Unorientable surfaces are commonly referred to in mathematical
popularizations as *one-sided surfaces*. The simplest
example is the Möbius strip, and you're often asked to imagine
what would happen if you tried to paint it different colors on opposite
sides:

Alternatively you are asked to imagine what it would be like to be an ant crawling

However all of these views of the Möbius strip are extrinsinsic:
they look upon the Möbius strip as viewed from outside from surrounding
3-dimensional space. In contrast the point of view that modern topology
takes with respect to the Möbius strip is the point of view of a mythical
2-dimensional being imbedded *entirely within* the Möbius strip.
Think of a 2-dimensional crab swimming in a 2-dimensional aquarium having the
shape of a Möbius strip:

Notice that as the crab completes a circuit around the Möbius strip, its right and left sides gets interchanged.
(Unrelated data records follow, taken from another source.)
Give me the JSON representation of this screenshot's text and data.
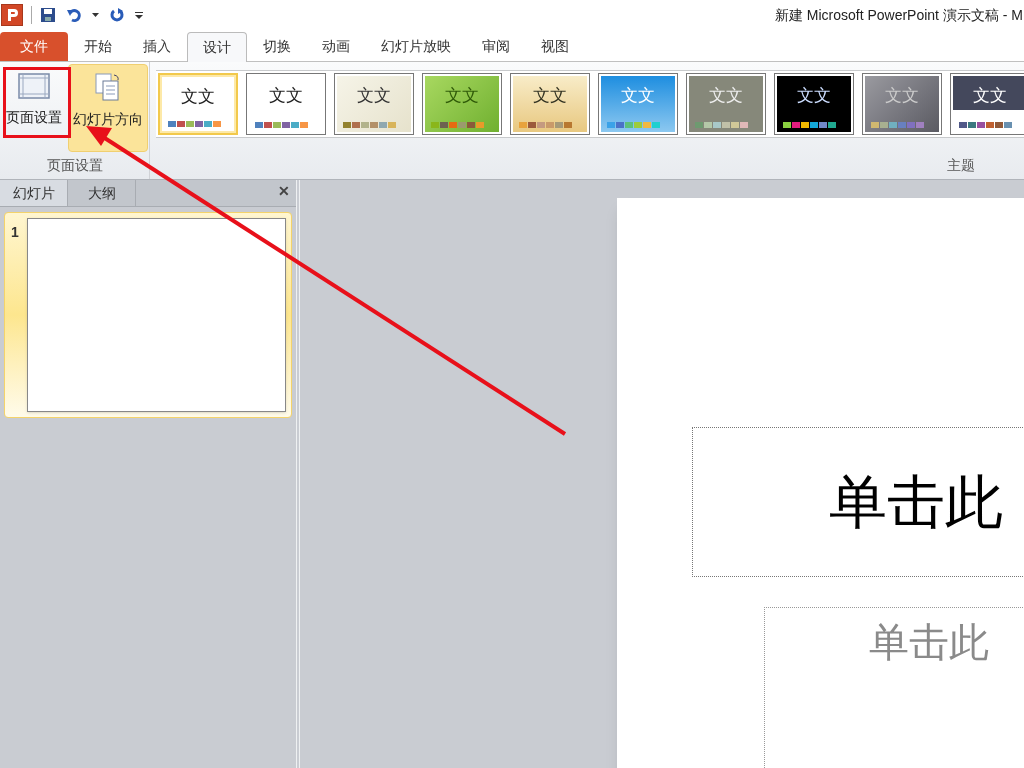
{
  "window": {
    "title": "新建 Microsoft PowerPoint 演示文稿 - M"
  },
  "quick_access": [
    {
      "kind": "save"
    },
    {
      "kind": "undo"
    },
    {
      "kind": "dropdown"
    },
    {
      "kind": "redo"
    },
    {
      "kind": "customize"
    }
  ],
  "ribbon_tabs": [
    {
      "label": "文件",
      "kind": "file",
      "selected": false
    },
    {
      "label": "开始",
      "kind": "tab",
      "selected": false
    },
    {
      "label": "插入",
      "kind": "tab",
      "selected": false
    },
    {
      "label": "设计",
      "kind": "tab",
      "selected": true
    },
    {
      "label": "切换",
      "kind": "tab",
      "selected": false
    },
    {
      "label": "动画",
      "kind": "tab",
      "selected": false
    },
    {
      "label": "幻灯片放映",
      "kind": "tab",
      "selected": false
    },
    {
      "label": "审阅",
      "kind": "tab",
      "selected": false
    },
    {
      "label": "视图",
      "kind": "tab",
      "selected": false
    }
  ],
  "page_setup_group": {
    "label": "页面设置",
    "buttons": [
      {
        "label": "页面设置",
        "kind": "page-setup",
        "highlighted": false
      },
      {
        "label": "幻灯片方向",
        "kind": "orientation",
        "highlighted": true
      }
    ]
  },
  "themes_group": {
    "label": "主题",
    "themes": [
      {
        "kind": "white",
        "selected": true,
        "swatches": [
          {
            "color": "#4f81bd"
          },
          {
            "color": "#c0504d"
          },
          {
            "color": "#9bbb59"
          },
          {
            "color": "#8064a2"
          },
          {
            "color": "#4bacc6"
          },
          {
            "color": "#f79646"
          }
        ]
      },
      {
        "kind": "white",
        "selected": false,
        "swatches": [
          {
            "color": "#4f81bd"
          },
          {
            "color": "#c0504d"
          },
          {
            "color": "#9bbb59"
          },
          {
            "color": "#8064a2"
          },
          {
            "color": "#4bacc6"
          },
          {
            "color": "#f79646"
          }
        ]
      },
      {
        "kind": "paper",
        "selected": false,
        "swatches": [
          {
            "color": "#93822e"
          },
          {
            "color": "#b0704e"
          },
          {
            "color": "#b2b38c"
          },
          {
            "color": "#b39068"
          },
          {
            "color": "#8fa8b0"
          },
          {
            "color": "#d8b45a"
          }
        ]
      },
      {
        "kind": "green",
        "selected": false,
        "swatches": [
          {
            "color": "#8ab61a"
          },
          {
            "color": "#6d6250"
          },
          {
            "color": "#e66b12"
          },
          {
            "color": "#9b9b6e"
          },
          {
            "color": "#8a5a3a"
          },
          {
            "color": "#e89a2a"
          }
        ]
      },
      {
        "kind": "gold",
        "selected": false,
        "swatches": [
          {
            "color": "#e8a33c"
          },
          {
            "color": "#9c5a3c"
          },
          {
            "color": "#c49a80"
          },
          {
            "color": "#c99a6a"
          },
          {
            "color": "#a69a78"
          },
          {
            "color": "#b87830"
          }
        ]
      },
      {
        "kind": "blue",
        "selected": false,
        "swatches": [
          {
            "color": "#3aa2e8"
          },
          {
            "color": "#4a72c8"
          },
          {
            "color": "#5cc07c"
          },
          {
            "color": "#9ccc3c"
          },
          {
            "color": "#f0b840"
          },
          {
            "color": "#1fd0d0"
          }
        ]
      },
      {
        "kind": "olive",
        "selected": false,
        "swatches": [
          {
            "color": "#6e9a70"
          },
          {
            "color": "#b4c8a8"
          },
          {
            "color": "#a8c8c8"
          },
          {
            "color": "#c0c0a8"
          },
          {
            "color": "#d0c898"
          },
          {
            "color": "#e0b8b8"
          }
        ]
      },
      {
        "kind": "black",
        "selected": false,
        "swatches": [
          {
            "color": "#8ad040"
          },
          {
            "color": "#e01c7c"
          },
          {
            "color": "#f0b800"
          },
          {
            "color": "#14a8d8"
          },
          {
            "color": "#7088c8"
          },
          {
            "color": "#20a890"
          }
        ]
      },
      {
        "kind": "gray",
        "selected": false,
        "swatches": [
          {
            "color": "#d0b870"
          },
          {
            "color": "#a8b090"
          },
          {
            "color": "#70b0c0"
          },
          {
            "color": "#6880c0"
          },
          {
            "color": "#8070c0"
          },
          {
            "color": "#a080c0"
          }
        ]
      },
      {
        "kind": "navy",
        "selected": false,
        "swatches": [
          {
            "color": "#505888"
          },
          {
            "color": "#3c7880"
          },
          {
            "color": "#9850a0"
          },
          {
            "color": "#c06030"
          },
          {
            "color": "#905838"
          },
          {
            "color": "#6890b0"
          }
        ]
      }
    ]
  },
  "theme_samples": [
    "文文",
    "文文",
    "文文",
    "文文",
    "文文",
    "文文",
    "文文",
    "文文",
    "文文",
    "文文"
  ],
  "side_panel": {
    "tabs": [
      {
        "label": "幻灯片",
        "selected": true
      },
      {
        "label": "大纲",
        "selected": false
      }
    ],
    "close": "✕",
    "slides": [
      {
        "number": "1",
        "selected": true
      }
    ]
  },
  "slide": {
    "title_placeholder": "单击此",
    "subtitle_placeholder": "单击此"
  },
  "annotations": {
    "highlight_frame": true,
    "arrow": true
  }
}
This is the crucial feature of norientable surfaces which distinguishes them from the more familiar orientable "two-sided" surfaces.

Once we adopt this point of view, we can use a much more convenient model
of the Möbius strip:
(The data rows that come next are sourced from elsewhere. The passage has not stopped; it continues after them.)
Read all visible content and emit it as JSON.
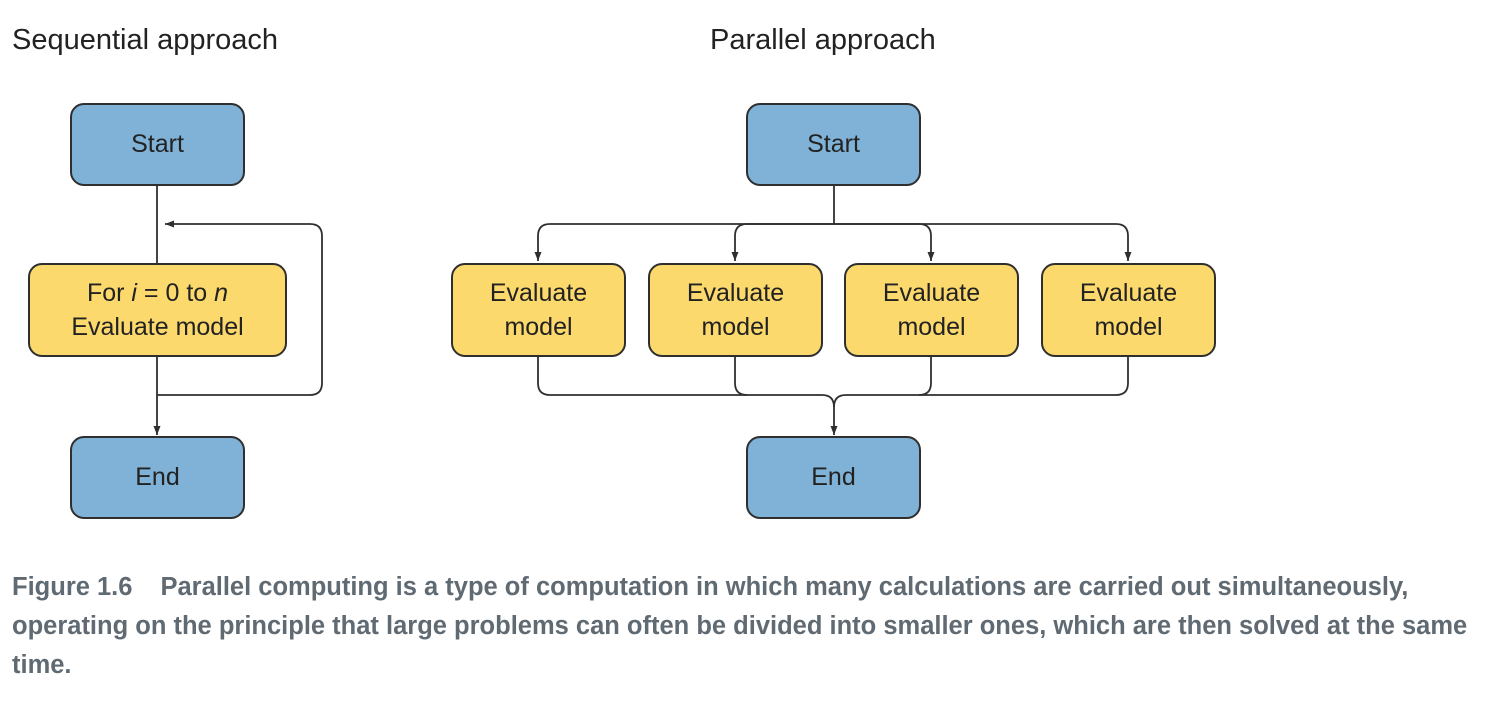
{
  "sequential": {
    "title": "Sequential approach",
    "start_label": "Start",
    "loop_label": {
      "line1_prefix": "For ",
      "line1_var_i": "i",
      "line1_middle": " = 0 to ",
      "line1_var_n": "n",
      "line2": "Evaluate model"
    },
    "end_label": "End"
  },
  "parallel": {
    "title": "Parallel approach",
    "start_label": "Start",
    "workers": [
      {
        "line1": "Evaluate",
        "line2": "model"
      },
      {
        "line1": "Evaluate",
        "line2": "model"
      },
      {
        "line1": "Evaluate",
        "line2": "model"
      },
      {
        "line1": "Evaluate",
        "line2": "model"
      }
    ],
    "end_label": "End"
  },
  "caption": {
    "figure_number": "Figure 1.6",
    "text": "Parallel computing is a type of computation in which many calculations are carried out simultaneously, operating on the principle that large problems can often be divided into smaller ones, which are then solved at the same time."
  },
  "colors": {
    "terminal_fill": "#7fb2d6",
    "process_fill": "#fcd96c",
    "line": "#2f2f2f",
    "caption_text": "#606a73"
  }
}
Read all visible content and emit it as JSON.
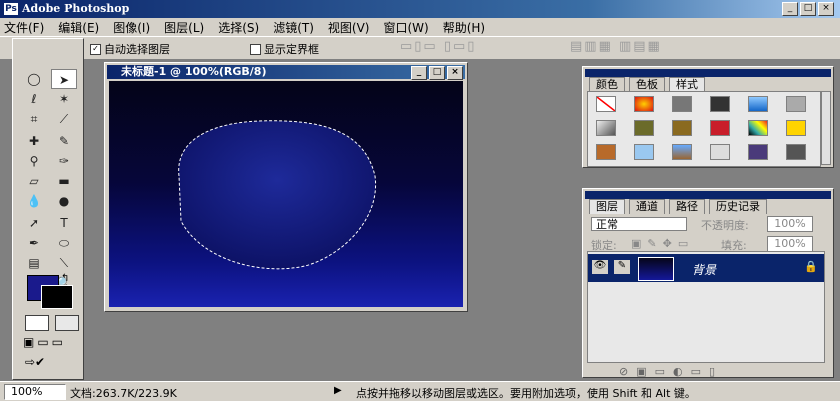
{
  "app": {
    "title": "Adobe Photoshop"
  },
  "menu": [
    "文件(F)",
    "编辑(E)",
    "图像(I)",
    "图层(L)",
    "选择(S)",
    "滤镜(T)",
    "视图(V)",
    "窗口(W)",
    "帮助(H)"
  ],
  "options": {
    "auto_select_layer": "自动选择图层",
    "show_bounding_box": "显示定界框"
  },
  "document": {
    "title": "未标题-1 @ 100%(RGB/8)"
  },
  "swatches_panel": {
    "tabs": [
      "颜色",
      "色板",
      "样式"
    ],
    "active_tab": "样式"
  },
  "layers_panel": {
    "tabs": [
      "图层",
      "通道",
      "路径",
      "历史记录"
    ],
    "blend_mode": "正常",
    "opacity_label": "不透明度:",
    "opacity_value": "100%",
    "lock_label": "锁定:",
    "fill_label": "填充:",
    "fill_value": "100%",
    "layer_name": "背景"
  },
  "status": {
    "zoom": "100%",
    "doc_size": "文档:263.7K/223.9K",
    "hint": "点按并拖移以移动图层或选区。要用附加选项，使用 Shift 和 Alt 键。"
  },
  "colors": {
    "foreground": "#1a1a8c",
    "background": "#000000",
    "selected_layer": "#0a246a"
  }
}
This "gluing diagram" asks us to take a rectangle and

The Möbius strip is named after the German mathematician
August Möbius (1790-1868).

We can now use the insights we have acquired here to study
another more exotic example of an unorientable surface,
the Klein bottle.
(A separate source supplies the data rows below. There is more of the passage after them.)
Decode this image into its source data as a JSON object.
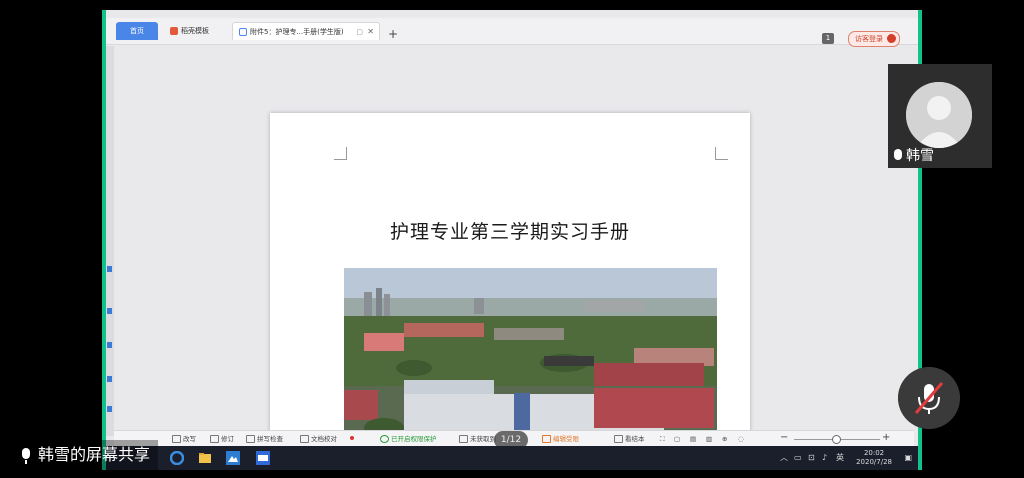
{
  "tabs": {
    "home_label": "首页",
    "template_label": "稻壳模板",
    "doc_label": "附件5：护理专...手册(学生版)",
    "new_tab_label": "+"
  },
  "topright": {
    "badge": "1",
    "login_label": "访客登录"
  },
  "document": {
    "title": "护理专业第三学期实习手册"
  },
  "statusbar": {
    "items": [
      "改写",
      "修订",
      "拼写检查",
      "文档校对",
      "已开启权限保护",
      "未获取到",
      "编辑受限",
      "看结本"
    ]
  },
  "page_indicator": "1/12",
  "taskbar": {
    "lang": "英",
    "time": "20:02",
    "date": "2020/7/28"
  },
  "overlay": {
    "share_label": "韩雪的屏幕共享",
    "participant_name": "韩雪"
  },
  "colors": {
    "accent_green": "#12c28a",
    "tab_blue": "#4a86e8",
    "login_red": "#d2402a"
  }
}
Here is the Java source code for the above animation.

For an alternative take on some of these topics, check out this innovative multi-disciplinary project by a group of Yale undergraduates:

- Math That Makes You Go Wow
- alternative site
- local copy (with permission of authors)